SS Great Britain
As a lover of old ships, I was drawn to visiting the SS Great Britain as soon as I read about it. The experience is a true exploration of the history of the ship and how it looks outside and inside. Placed in a dry dock, visitors are given the opportunity to walk around the hull of the ship with a thin layer of water cleverly floating in a ceiling above.
On board the ship, visitors can climb to the top of one of the masts providing an insight into the life of a real sailor. Not something I personally did but I can see the appeal.
Aerospace – Concorde
Remember that wish I mentioned earlier? Well here is where I fulfilled it. When I was younger I hoped that one day I would be able to fly on Concorde. Now, unfortunately, I can’t actually do that anymore but I did the next best thing. At the Aerospace centre, I went aboard the last Concorde to ever fly.
Seeing Concorde up close was better than I ever imagined. The planes aerodynamic design just makes it look so cool. It was ahead of its time and still looks like it. During a tour, the overwhelming feeling I got was that Concorde has such an enduring appeal. Young and old, including me, are drawn to Concorde as if it is a celebrity or a famous work of art. It really is something to admire and it is such a shame that its days in the air are over.
One fact I learnt that captured my imagination related to how high Concorde flew. Through the planes smaller windows all you could see were the clouds far below and the darkness of space above. I never knew Concorde flew that high.
What else could you want?
What I managed to explore in two days at Bristol surprised me. In addition, one morning I did a walk of the Upfest festival where I learnt about street art. How I fitted this in I do not know.
The variety of what you can do in Bristol has no limits. You can learn about street art, eat crafty eggs, feast on an epic pie, climb up a mast, walk across a world-famous bridge and set foot inside the worlds only supersonic commercial plane.

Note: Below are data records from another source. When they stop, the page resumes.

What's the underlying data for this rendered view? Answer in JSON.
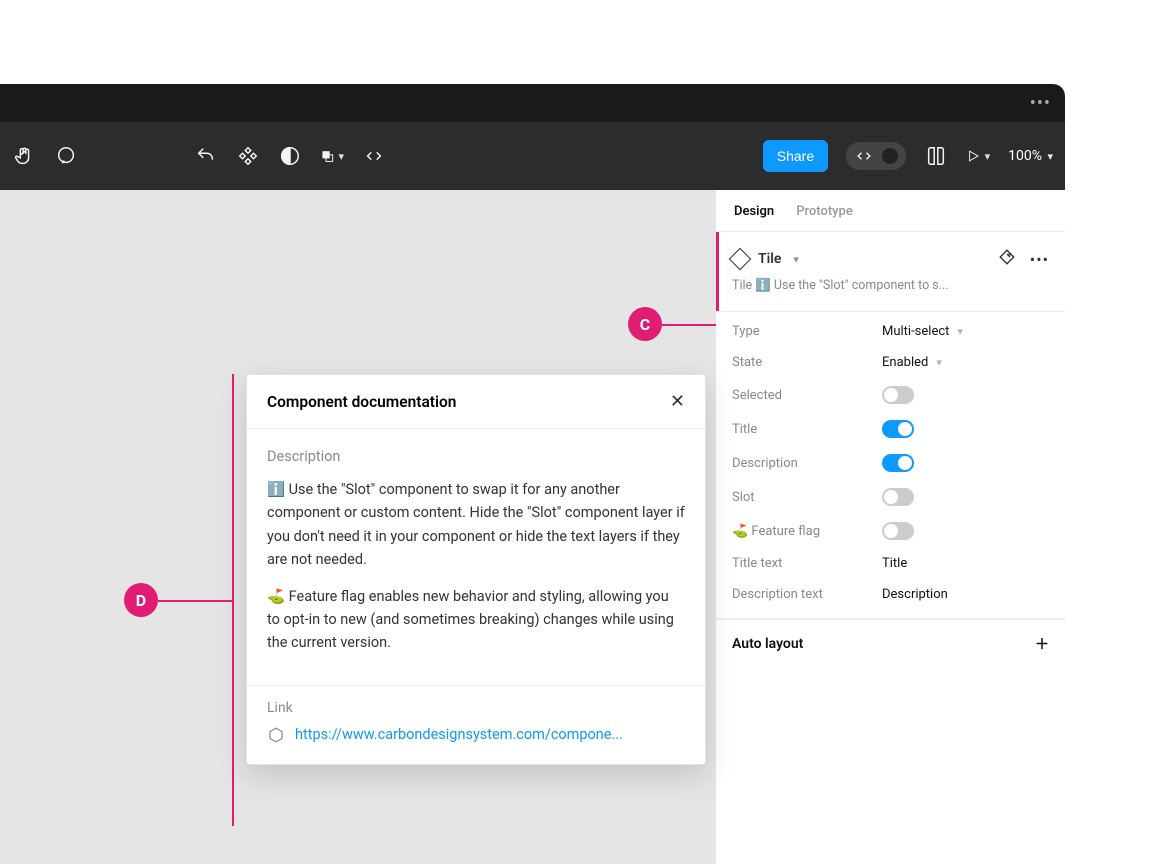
{
  "toolbar": {
    "share_label": "Share",
    "zoom": "100%"
  },
  "inspector": {
    "tabs": [
      "Design",
      "Prototype"
    ],
    "active_tab": 0,
    "component_name": "Tile",
    "component_desc": "Tile ℹ️ Use the \"Slot\" component to s...",
    "props": {
      "type": {
        "label": "Type",
        "value": "Multi-select"
      },
      "state": {
        "label": "State",
        "value": "Enabled"
      },
      "selected": {
        "label": "Selected",
        "on": false
      },
      "title_toggle": {
        "label": "Title",
        "on": true
      },
      "description_toggle": {
        "label": "Description",
        "on": true
      },
      "slot_toggle": {
        "label": "Slot",
        "on": false
      },
      "feature_flag": {
        "label": "⛳ Feature flag",
        "on": false
      },
      "title_text": {
        "label": "Title text",
        "value": "Title"
      },
      "description_text": {
        "label": "Description text",
        "value": "Description"
      }
    },
    "auto_layout_label": "Auto layout"
  },
  "doc": {
    "title": "Component documentation",
    "desc_label": "Description",
    "desc_p1": "ℹ️ Use the \"Slot\" component to swap it for any another component or custom content. Hide the \"Slot\" component layer if you don't need it in your component or hide the text layers if they are not needed.",
    "desc_p2": "⛳ Feature flag enables new behavior and styling, allowing you to opt-in to new (and sometimes breaking) changes while using the current version.",
    "link_label": "Link",
    "link_text": "https://www.carbondesignsystem.com/compone..."
  },
  "annotations": {
    "c": "C",
    "d": "D"
  },
  "colors": {
    "accent": "#0D99FF",
    "pink": "#e11d73"
  }
}
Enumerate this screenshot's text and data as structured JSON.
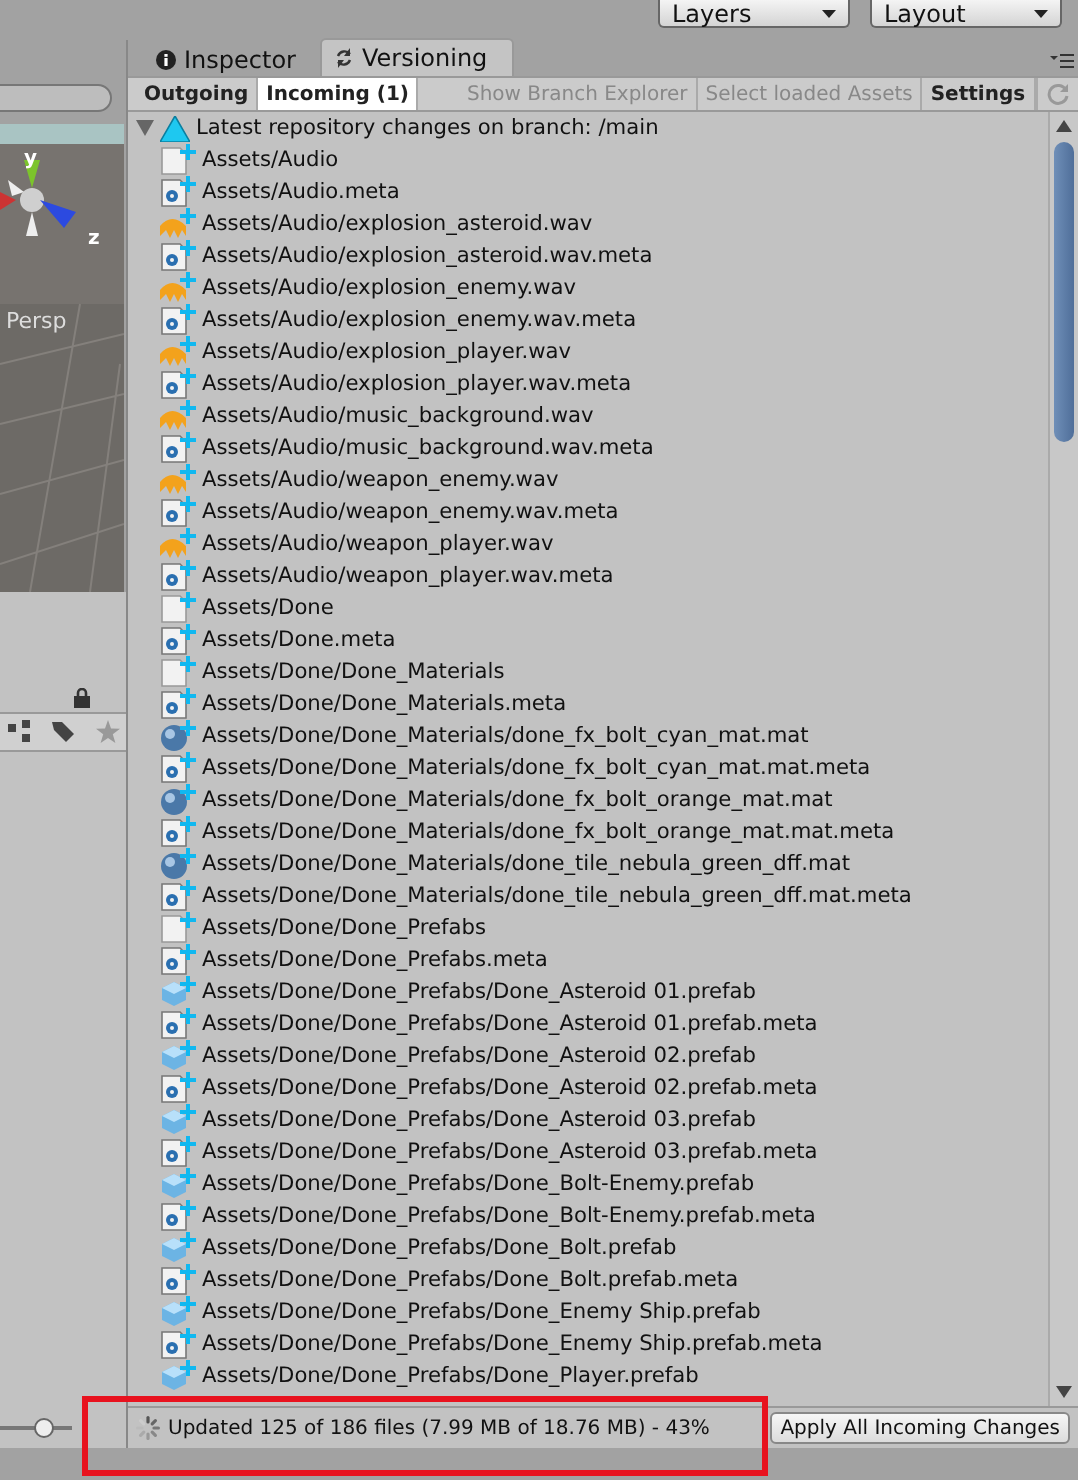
{
  "top_bar": {
    "dropdowns": [
      "Layers",
      "Layout"
    ]
  },
  "scene_view": {
    "axis_labels": [
      "y",
      "z"
    ],
    "projection": "Persp"
  },
  "zoom_slider": {
    "level": 0.62
  },
  "tabs": [
    {
      "label": "Inspector",
      "selected": false
    },
    {
      "label": "Versioning",
      "selected": true
    }
  ],
  "toolbar": [
    {
      "label": "Outgoing",
      "selected": false,
      "disabled": false
    },
    {
      "label": "Incoming (1)",
      "selected": true,
      "disabled": false
    },
    {
      "label": "Show Branch Explorer",
      "selected": false,
      "disabled": true
    },
    {
      "label": "Select loaded Assets",
      "selected": false,
      "disabled": true
    },
    {
      "label": "Settings",
      "selected": false,
      "disabled": false
    }
  ],
  "tree": {
    "header": "Latest repository changes on branch: /main",
    "expanded": true,
    "rows": [
      {
        "name": "Assets/Audio",
        "kind": "folder"
      },
      {
        "name": "Assets/Audio.meta",
        "kind": "meta"
      },
      {
        "name": "Assets/Audio/explosion_asteroid.wav",
        "kind": "audio"
      },
      {
        "name": "Assets/Audio/explosion_asteroid.wav.meta",
        "kind": "meta"
      },
      {
        "name": "Assets/Audio/explosion_enemy.wav",
        "kind": "audio"
      },
      {
        "name": "Assets/Audio/explosion_enemy.wav.meta",
        "kind": "meta"
      },
      {
        "name": "Assets/Audio/explosion_player.wav",
        "kind": "audio"
      },
      {
        "name": "Assets/Audio/explosion_player.wav.meta",
        "kind": "meta"
      },
      {
        "name": "Assets/Audio/music_background.wav",
        "kind": "audio"
      },
      {
        "name": "Assets/Audio/music_background.wav.meta",
        "kind": "meta"
      },
      {
        "name": "Assets/Audio/weapon_enemy.wav",
        "kind": "audio"
      },
      {
        "name": "Assets/Audio/weapon_enemy.wav.meta",
        "kind": "meta"
      },
      {
        "name": "Assets/Audio/weapon_player.wav",
        "kind": "audio"
      },
      {
        "name": "Assets/Audio/weapon_player.wav.meta",
        "kind": "meta"
      },
      {
        "name": "Assets/Done",
        "kind": "folder"
      },
      {
        "name": "Assets/Done.meta",
        "kind": "meta"
      },
      {
        "name": "Assets/Done/Done_Materials",
        "kind": "folder"
      },
      {
        "name": "Assets/Done/Done_Materials.meta",
        "kind": "meta"
      },
      {
        "name": "Assets/Done/Done_Materials/done_fx_bolt_cyan_mat.mat",
        "kind": "material"
      },
      {
        "name": "Assets/Done/Done_Materials/done_fx_bolt_cyan_mat.mat.meta",
        "kind": "meta"
      },
      {
        "name": "Assets/Done/Done_Materials/done_fx_bolt_orange_mat.mat",
        "kind": "material"
      },
      {
        "name": "Assets/Done/Done_Materials/done_fx_bolt_orange_mat.mat.meta",
        "kind": "meta"
      },
      {
        "name": "Assets/Done/Done_Materials/done_tile_nebula_green_dff.mat",
        "kind": "material"
      },
      {
        "name": "Assets/Done/Done_Materials/done_tile_nebula_green_dff.mat.meta",
        "kind": "meta"
      },
      {
        "name": "Assets/Done/Done_Prefabs",
        "kind": "folder"
      },
      {
        "name": "Assets/Done/Done_Prefabs.meta",
        "kind": "meta"
      },
      {
        "name": "Assets/Done/Done_Prefabs/Done_Asteroid 01.prefab",
        "kind": "prefab"
      },
      {
        "name": "Assets/Done/Done_Prefabs/Done_Asteroid 01.prefab.meta",
        "kind": "meta"
      },
      {
        "name": "Assets/Done/Done_Prefabs/Done_Asteroid 02.prefab",
        "kind": "prefab"
      },
      {
        "name": "Assets/Done/Done_Prefabs/Done_Asteroid 02.prefab.meta",
        "kind": "meta"
      },
      {
        "name": "Assets/Done/Done_Prefabs/Done_Asteroid 03.prefab",
        "kind": "prefab"
      },
      {
        "name": "Assets/Done/Done_Prefabs/Done_Asteroid 03.prefab.meta",
        "kind": "meta"
      },
      {
        "name": "Assets/Done/Done_Prefabs/Done_Bolt-Enemy.prefab",
        "kind": "prefab"
      },
      {
        "name": "Assets/Done/Done_Prefabs/Done_Bolt-Enemy.prefab.meta",
        "kind": "meta"
      },
      {
        "name": "Assets/Done/Done_Prefabs/Done_Bolt.prefab",
        "kind": "prefab"
      },
      {
        "name": "Assets/Done/Done_Prefabs/Done_Bolt.prefab.meta",
        "kind": "meta"
      },
      {
        "name": "Assets/Done/Done_Prefabs/Done_Enemy Ship.prefab",
        "kind": "prefab"
      },
      {
        "name": "Assets/Done/Done_Prefabs/Done_Enemy Ship.prefab.meta",
        "kind": "meta"
      },
      {
        "name": "Assets/Done/Done_Prefabs/Done_Player.prefab",
        "kind": "prefab"
      }
    ]
  },
  "status_bar": {
    "message": "Updated 125 of 186 files (7.99 MB of 18.76 MB) - 43%",
    "button": "Apply All Incoming Changes"
  }
}
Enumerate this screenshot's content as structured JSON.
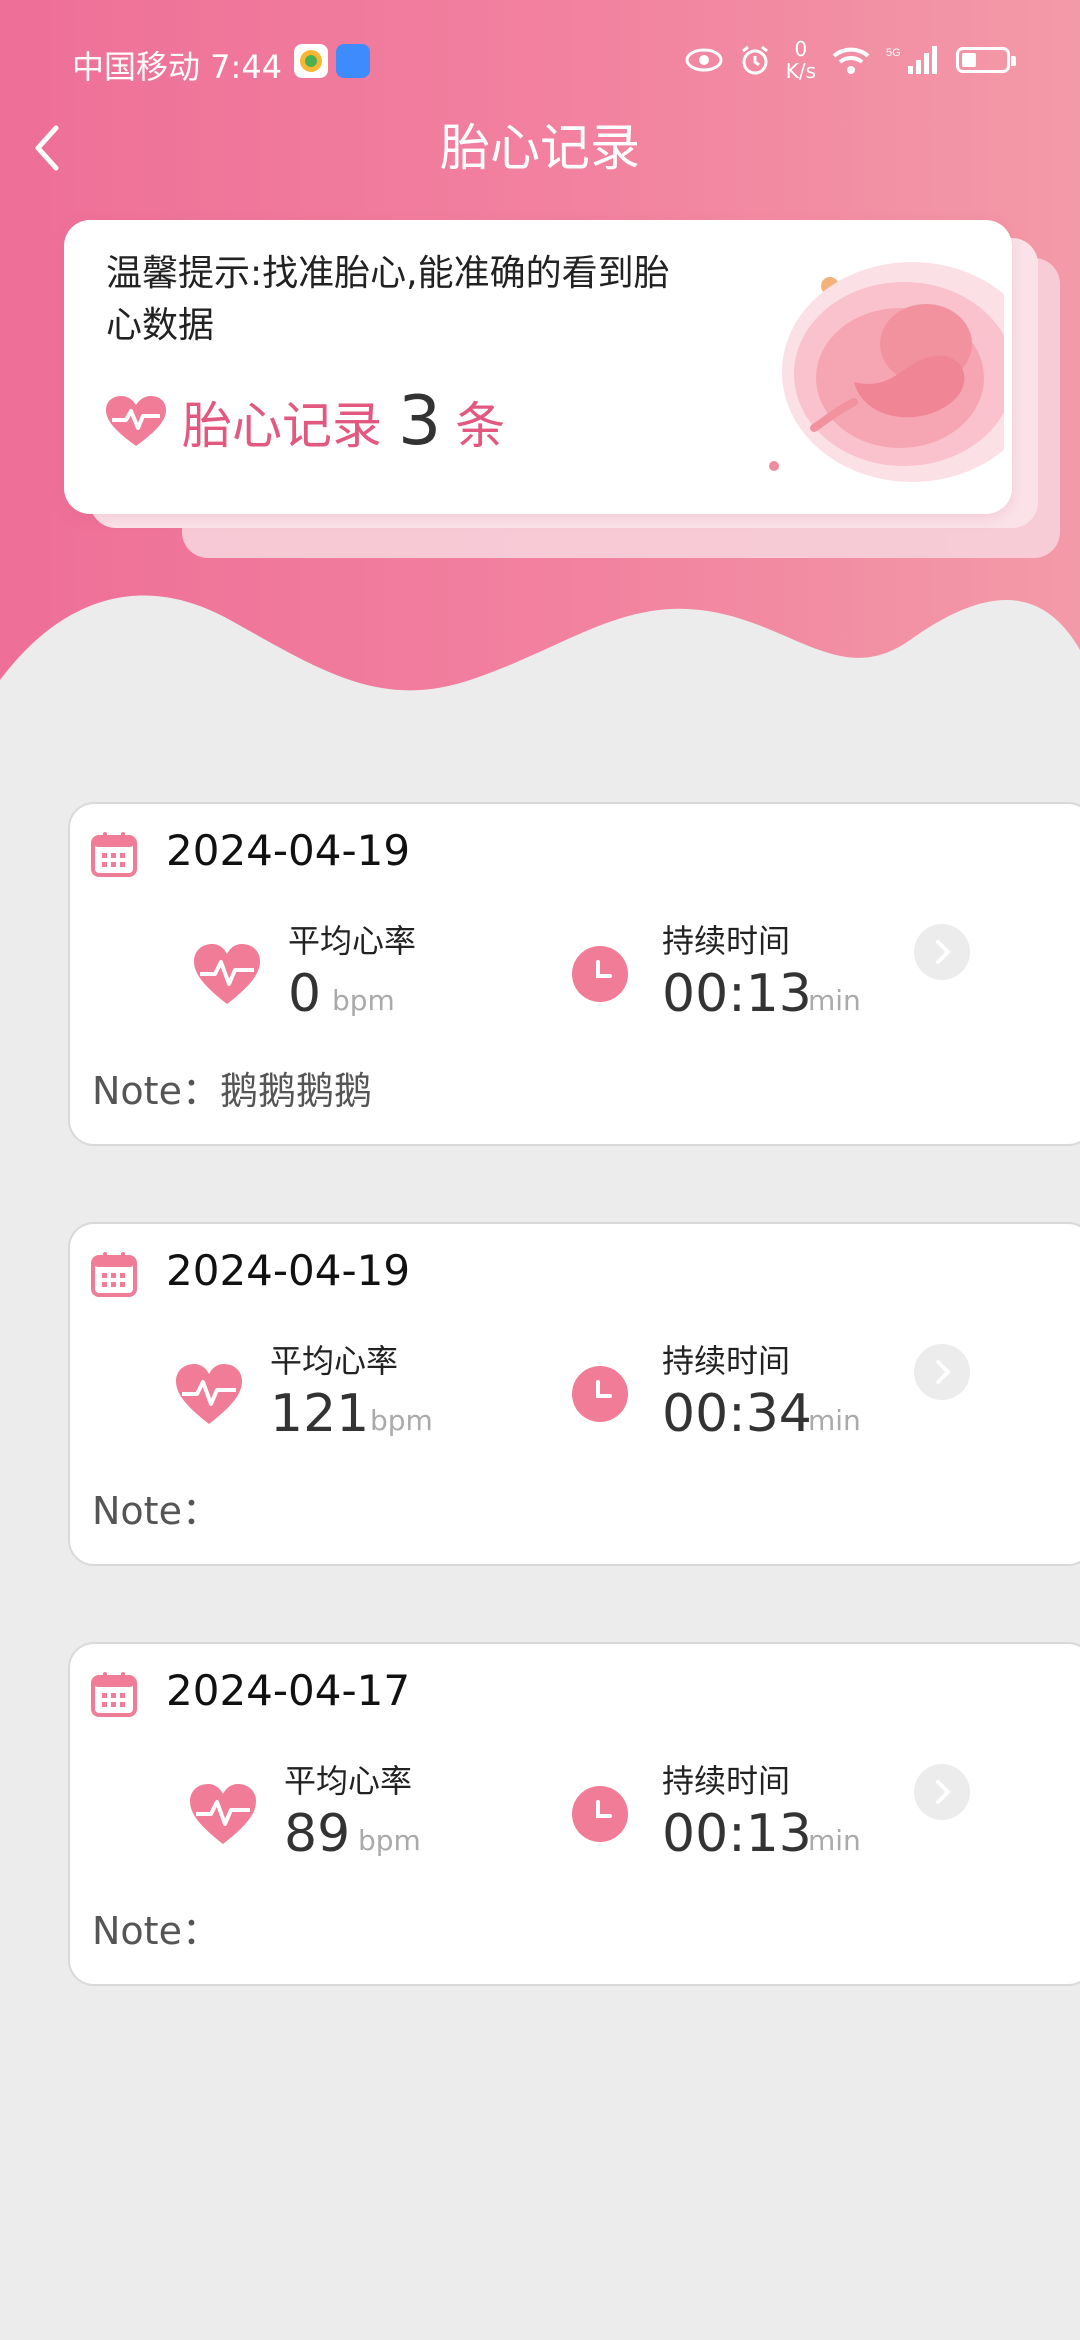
{
  "status": {
    "carrier_time": "中国移动 7:44",
    "net_speed_top": "0",
    "net_speed_bottom": "K/s"
  },
  "nav": {
    "title": "胎心记录"
  },
  "tip": {
    "text": "温馨提示:找准胎心,能准确的看到胎心数据",
    "count_label": "胎心记录",
    "count": "3",
    "count_unit": "条"
  },
  "records": [
    {
      "date": "2024-04-19",
      "hr_label": "平均心率",
      "hr_value": "0",
      "hr_unit": "bpm",
      "dur_label": "持续时间",
      "dur_value": "00:13",
      "dur_unit": "min",
      "note": "Note：鹅鹅鹅鹅"
    },
    {
      "date": "2024-04-19",
      "hr_label": "平均心率",
      "hr_value": "121",
      "hr_unit": "bpm",
      "dur_label": "持续时间",
      "dur_value": "00:34",
      "dur_unit": "min",
      "note": "Note："
    },
    {
      "date": "2024-04-17",
      "hr_label": "平均心率",
      "hr_value": "89",
      "hr_unit": "bpm",
      "dur_label": "持续时间",
      "dur_value": "00:13",
      "dur_unit": "min",
      "note": "Note："
    }
  ],
  "colors": {
    "accent": "#e2587f",
    "icon_pink": "#f07c97",
    "header_start": "#ee6f98",
    "header_end": "#f39aa8"
  },
  "icons": [
    "back-arrow-icon",
    "heartbeat-icon",
    "calendar-icon",
    "clock-icon",
    "chevron-right-icon",
    "fetus-illustration"
  ]
}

If none of these is good enough reason to visit Bristol then nothing else is.
No need for postcards, feel free to write a comment…